Your phone battery degrades over time. And when it does, you’ll find your phone shutting off even if the battery indicator says you still have plenty of juice left. If it ever comes to that, you need to recalibrate the battery of your Android phone.

In this post, you’ll learn how to properly calibrate the battery of your Samsung Galaxy S10, Google Pixel, or whatever Android phone you have.

Table of Contents

    Inspect the Battery

    Before calibrating the battery, you would want to inspect the battery first. Remove the back panel of your phone to reveal the battery. Remove it from its slot and search for signs of deterioration like bulging or leaks.

    If the battery will not sit flush in its slot anymore, it’s time to consider buying a new one.

    There are different third-party battery sellers in the market. However, it’s recommended that you stick with your phone manufacturer and buy an original. There are third-party products that fail to live up to expectations.

    Calibrating a broken battery would be a waste of time.

    Note: While you’re at it, take a look at the charging port and cables. If it’s damaged, it could be causing your phone to not charge at full capacity.

    The Negative Effects of Draining the Battery

    The process of calibrating your phone’s battery requires you to drain it completely. While it’s a necessary step, this process shortens a battery’s lifespan if done frequently.

    Fully draining your battery should not be a long-term solution.

    Batteries are not meant to be drained to zero. Your Android device has measures in place to prevent that from happening. But the calibration process will have you force Android to fully deplete the battery.

    Some users, however, state that calibration can be attempted every three months if needed.

    How to Calibrate Android Phone Battery

    Use your phone as normal until the battery runs out and the phone turns itself off. Afterward, turn it on and let the phone shut itself off again. Do this until the phone will not turn on anymore.

    Now, without turning it on, plug your phone into a charger and keep it plugged in until the battery level indicator says it’s 100% full.

    Remove the charger and turn the phone on. At this point, the battery indicator might contradict itself and say that the phone’s not fully charged.

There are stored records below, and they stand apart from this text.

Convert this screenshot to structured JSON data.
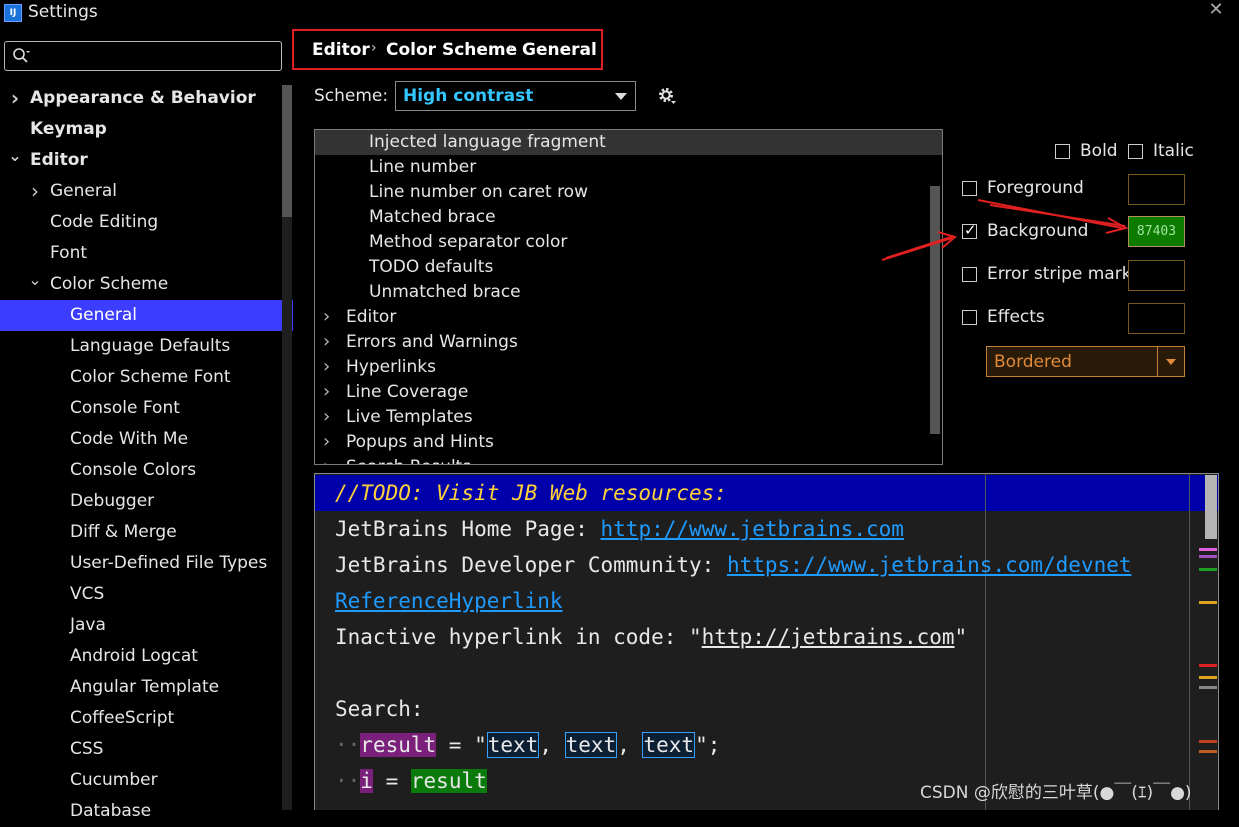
{
  "window": {
    "title": "Settings",
    "app_icon_text": "IJ"
  },
  "search": {
    "placeholder": ""
  },
  "sidebar": {
    "items": [
      {
        "label": "Appearance & Behavior",
        "bold": true,
        "chevron": "right",
        "indent": 0
      },
      {
        "label": "Keymap",
        "bold": true,
        "chevron": "",
        "indent": 0
      },
      {
        "label": "Editor",
        "bold": true,
        "chevron": "down",
        "indent": 0
      },
      {
        "label": "General",
        "bold": false,
        "chevron": "right",
        "indent": 1
      },
      {
        "label": "Code Editing",
        "bold": false,
        "chevron": "",
        "indent": 1
      },
      {
        "label": "Font",
        "bold": false,
        "chevron": "",
        "indent": 1
      },
      {
        "label": "Color Scheme",
        "bold": false,
        "chevron": "down",
        "indent": 1
      },
      {
        "label": "General",
        "bold": false,
        "chevron": "",
        "indent": 2,
        "selected": true
      },
      {
        "label": "Language Defaults",
        "bold": false,
        "chevron": "",
        "indent": 2
      },
      {
        "label": "Color Scheme Font",
        "bold": false,
        "chevron": "",
        "indent": 2
      },
      {
        "label": "Console Font",
        "bold": false,
        "chevron": "",
        "indent": 2
      },
      {
        "label": "Code With Me",
        "bold": false,
        "chevron": "",
        "indent": 2
      },
      {
        "label": "Console Colors",
        "bold": false,
        "chevron": "",
        "indent": 2
      },
      {
        "label": "Debugger",
        "bold": false,
        "chevron": "",
        "indent": 2
      },
      {
        "label": "Diff & Merge",
        "bold": false,
        "chevron": "",
        "indent": 2
      },
      {
        "label": "User-Defined File Types",
        "bold": false,
        "chevron": "",
        "indent": 2
      },
      {
        "label": "VCS",
        "bold": false,
        "chevron": "",
        "indent": 2
      },
      {
        "label": "Java",
        "bold": false,
        "chevron": "",
        "indent": 2
      },
      {
        "label": "Android Logcat",
        "bold": false,
        "chevron": "",
        "indent": 2
      },
      {
        "label": "Angular Template",
        "bold": false,
        "chevron": "",
        "indent": 2
      },
      {
        "label": "CoffeeScript",
        "bold": false,
        "chevron": "",
        "indent": 2
      },
      {
        "label": "CSS",
        "bold": false,
        "chevron": "",
        "indent": 2
      },
      {
        "label": "Cucumber",
        "bold": false,
        "chevron": "",
        "indent": 2
      },
      {
        "label": "Database",
        "bold": false,
        "chevron": "",
        "indent": 2
      }
    ]
  },
  "breadcrumb": {
    "items": [
      "Editor",
      "Color Scheme",
      "General"
    ]
  },
  "scheme": {
    "label": "Scheme:",
    "value": "High contrast"
  },
  "attributes_list": {
    "items": [
      {
        "label": "Injected language fragment",
        "group": false,
        "selected": true
      },
      {
        "label": "Line number",
        "group": false
      },
      {
        "label": "Line number on caret row",
        "group": false
      },
      {
        "label": "Matched brace",
        "group": false
      },
      {
        "label": "Method separator color",
        "group": false
      },
      {
        "label": "TODO defaults",
        "group": false
      },
      {
        "label": "Unmatched brace",
        "group": false
      },
      {
        "label": "Editor",
        "group": true
      },
      {
        "label": "Errors and Warnings",
        "group": true
      },
      {
        "label": "Hyperlinks",
        "group": true
      },
      {
        "label": "Line Coverage",
        "group": true
      },
      {
        "label": "Live Templates",
        "group": true
      },
      {
        "label": "Popups and Hints",
        "group": true
      },
      {
        "label": "Search Results",
        "group": true
      }
    ]
  },
  "options": {
    "bold_label": "Bold",
    "italic_label": "Italic",
    "foreground_label": "Foreground",
    "background_label": "Background",
    "background_color_text": "87403",
    "error_stripe_label": "Error stripe mark",
    "effects_label": "Effects",
    "effects_type": "Bordered"
  },
  "preview": {
    "todo": "//TODO: Visit JB Web resources:",
    "home_label": "JetBrains Home Page: ",
    "home_url": "http://www.jetbrains.com",
    "community_label": "JetBrains Developer Community: ",
    "community_url": "https://www.jetbrains.com/devnet",
    "ref_link": "ReferenceHyperlink",
    "inactive_label": "Inactive hyperlink in code: \"",
    "inactive_url": "http://jetbrains.com",
    "inactive_end": "\"",
    "search_label": "Search:",
    "result_var": "result",
    "assign": " = \"",
    "text_word": "text",
    "comma": ", ",
    "end_str": "\";",
    "i_var": "i",
    "assign2": " = ",
    "result2": "result"
  },
  "watermark": "CSDN @欣慰的三叶草(●￣(ｴ)￣●)",
  "colors": {
    "accent_selection": "#3d3dff",
    "scheme_value": "#33c6ff",
    "annotation_red": "#e02020",
    "todo": "#ffd23a",
    "link": "#1e9bff"
  }
}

If this happens, just plug the charger back in. This time, keep the phone on.

    Once it gets to 100%, go ahead and unplug the charger and then restart the phone. Repeat the process until the phone shows it’s fully charged after reboot.

    Once done, drain the battery once more until it shuts off completely. Then charge it right back up to full capacity.

    If done right, this should calibrate your phone’s battery icon and correct the display on your Android device.

    Note: This process should also work for tablet battery calibration.

    Root Access

    Calibrating the battery through root access also requires that the battery be drained. Only this time, you’ll be clearing a file called batterystats.bin in the process.

    This method, however, isn’t recommended by some users because it requires that you download a third-party app. An argument can also be made that removing the said file doesn’t really do anything.

    You’d be much better off draining your battery and calibrating your battery without root access.